The carpets all needed to be thrown out, so last week once the assessors had assessed, the call came out again and an army of volunteers (again, not me) lifted carpet and laid some new carpet tiles so that the children have somewhere to do Sunday school.

It takes a community to be able to deal with these major life crises. But it’s not just the crises, celebrations are well taken care of by community too.

My Mum has been the music minister in another church here for the last 12 years or something and that time drew to a close last month. As part of the farewells, the church held a concert, a ‘ham and jam’ night, and I was privileged to attend.

Everyone in the church who wanted to had been invited to perform and that gave the night a flavour that was unique and completely inclusive. We started with a fanfare and a piece by the church choir, then Chopin’s Raindrop Prelude on the piano was followed by a Colin Buchanan song sung by six kids – one evacuating her nose, two singing like this was the most serious thing ever, two swaying and dancing and jumping, and one rubbing sleepy eyes. The littlest (she with the nose) stopped half way through the song, took a short break, and then started again. Beyond cute, I tell you.

A vet told some animal stories and his daughter joined him on stage half way through, smiling at all of us. He just picked her up and kept going. A young lad in a bowtie played a rag on the piano. When he’d finished he bowed, then raced down and gave his mum a high five, and then ran back up to the stage to collect the music he’d left on the piano stand. We had a stand up comedian, he was over 80 years old. He said he was past his best before date, but hopefully not past his use by date.

There were comings and goings, noises and children’s conversation but it didn’t spoil the atmosphere at all. As the night went on the children gradually disappeared home to bed, but the poems and tales, songs – funny and serious, beautiful music, and dances went on. The night ended again with the church choir. It was a beautiful honouring of Mum and a gorgeous celebration of community.

Community is acceptance, not just tolerance, but love for all different people. For the person with autism, the screaming toddler, the elderly one who chats on and on, the tattooed muscle guy, every body type, every energy level. It’s not something that can be legislated, though we do need rules to support and draw attention to those we may be overlooking. Judgement and comparison kill community, empathy is crucial.

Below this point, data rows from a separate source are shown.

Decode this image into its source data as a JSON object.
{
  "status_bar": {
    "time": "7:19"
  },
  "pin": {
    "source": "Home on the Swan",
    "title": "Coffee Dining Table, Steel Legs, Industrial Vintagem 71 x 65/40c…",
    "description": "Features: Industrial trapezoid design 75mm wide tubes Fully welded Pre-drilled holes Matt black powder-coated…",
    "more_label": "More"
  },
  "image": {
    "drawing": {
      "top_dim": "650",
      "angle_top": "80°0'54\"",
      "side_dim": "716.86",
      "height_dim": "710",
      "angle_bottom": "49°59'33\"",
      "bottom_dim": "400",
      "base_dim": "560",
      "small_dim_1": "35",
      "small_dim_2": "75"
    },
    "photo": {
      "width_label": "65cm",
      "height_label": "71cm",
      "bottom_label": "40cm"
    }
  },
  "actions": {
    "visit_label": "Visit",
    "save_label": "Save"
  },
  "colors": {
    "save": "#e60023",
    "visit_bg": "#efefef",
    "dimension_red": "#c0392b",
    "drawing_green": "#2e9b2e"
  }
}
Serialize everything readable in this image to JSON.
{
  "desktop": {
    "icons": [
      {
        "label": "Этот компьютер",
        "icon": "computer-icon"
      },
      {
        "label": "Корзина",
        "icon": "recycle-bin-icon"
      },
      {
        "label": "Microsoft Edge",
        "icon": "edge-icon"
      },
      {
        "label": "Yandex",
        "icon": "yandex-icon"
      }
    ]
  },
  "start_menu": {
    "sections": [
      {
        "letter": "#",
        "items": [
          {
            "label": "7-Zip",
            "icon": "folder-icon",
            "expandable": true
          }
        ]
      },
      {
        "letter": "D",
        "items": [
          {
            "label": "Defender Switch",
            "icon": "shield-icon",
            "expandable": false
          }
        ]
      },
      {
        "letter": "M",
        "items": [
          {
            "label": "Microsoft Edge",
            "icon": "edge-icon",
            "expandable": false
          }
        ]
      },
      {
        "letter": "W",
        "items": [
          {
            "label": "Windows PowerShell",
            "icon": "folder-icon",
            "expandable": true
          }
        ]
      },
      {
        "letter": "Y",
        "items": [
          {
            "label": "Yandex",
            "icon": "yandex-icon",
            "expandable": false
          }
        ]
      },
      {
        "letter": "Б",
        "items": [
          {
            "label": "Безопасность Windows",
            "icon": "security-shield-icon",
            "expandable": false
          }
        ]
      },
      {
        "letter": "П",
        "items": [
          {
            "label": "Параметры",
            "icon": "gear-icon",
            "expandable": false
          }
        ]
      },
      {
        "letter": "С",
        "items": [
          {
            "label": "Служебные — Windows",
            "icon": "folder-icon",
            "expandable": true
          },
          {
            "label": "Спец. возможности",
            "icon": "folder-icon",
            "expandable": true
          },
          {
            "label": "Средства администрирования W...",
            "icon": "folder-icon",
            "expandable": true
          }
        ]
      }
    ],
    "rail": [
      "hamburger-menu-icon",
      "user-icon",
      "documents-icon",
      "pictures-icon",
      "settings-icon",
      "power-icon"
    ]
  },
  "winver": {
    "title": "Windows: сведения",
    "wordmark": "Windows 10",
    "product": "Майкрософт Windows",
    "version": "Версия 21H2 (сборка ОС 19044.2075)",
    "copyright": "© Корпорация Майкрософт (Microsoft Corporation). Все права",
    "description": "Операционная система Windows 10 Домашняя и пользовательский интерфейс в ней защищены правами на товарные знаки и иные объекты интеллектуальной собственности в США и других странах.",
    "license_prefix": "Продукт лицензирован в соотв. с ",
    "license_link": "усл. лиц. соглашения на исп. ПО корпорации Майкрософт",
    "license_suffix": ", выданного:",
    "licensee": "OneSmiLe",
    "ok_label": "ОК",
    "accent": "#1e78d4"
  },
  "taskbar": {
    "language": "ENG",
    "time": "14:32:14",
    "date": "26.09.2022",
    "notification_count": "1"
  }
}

Community is putting aside your own needs and wants for the good of others. It’s giving up a Saturday afternoon’s relaxation to clean up a church hall for Sunday morning. It’s putting others first. Not allowing yourself to be a doormat, but choosing at times to give up what you want for what will benefit others.

And community is vital for our own wellbeing. Loneliness is the new smoking, right? (Or is that sitting? Or sugar? I can’t remember). Having a community around you protects you from mental illnesses and brings you into a place where you feel secure and loved. Not that we have to attend every activity that’s going on all the time. If you’ve read this blog at all you’ll know I’m not advocating that. But being a part of a family group, having your tribe, it’s important.

I must admit, I’m enjoying community a bit more now that I’m not overwhelmed by work. Maybe if your work-life balance doesn’t allow you to be part of a small group of people once a month or so then can I suggest it might be out of whack? Changes might need to be made.

Oh, and one more thing, while I’m on the subject. I have read over and over again on my author internet sites that you cannot expect the support of your family and friends. That family and friends won’t give a flying flower about your book, your launch, your writing. So I just want to say how grateful I am to you all, friends both online and in person, who have bought the books, written reviews, given encouragement, attended launch events, and passed the books on to friends. You have totally blown me away and I am so grateful for you all.

You, my community, totally rock! I am so thrilled to be a small part of such a great group of people.

If you are now wondering which books I’m talking about, then head to www.ruthamos.com.au and www.rjamos.com and you’ll find them there.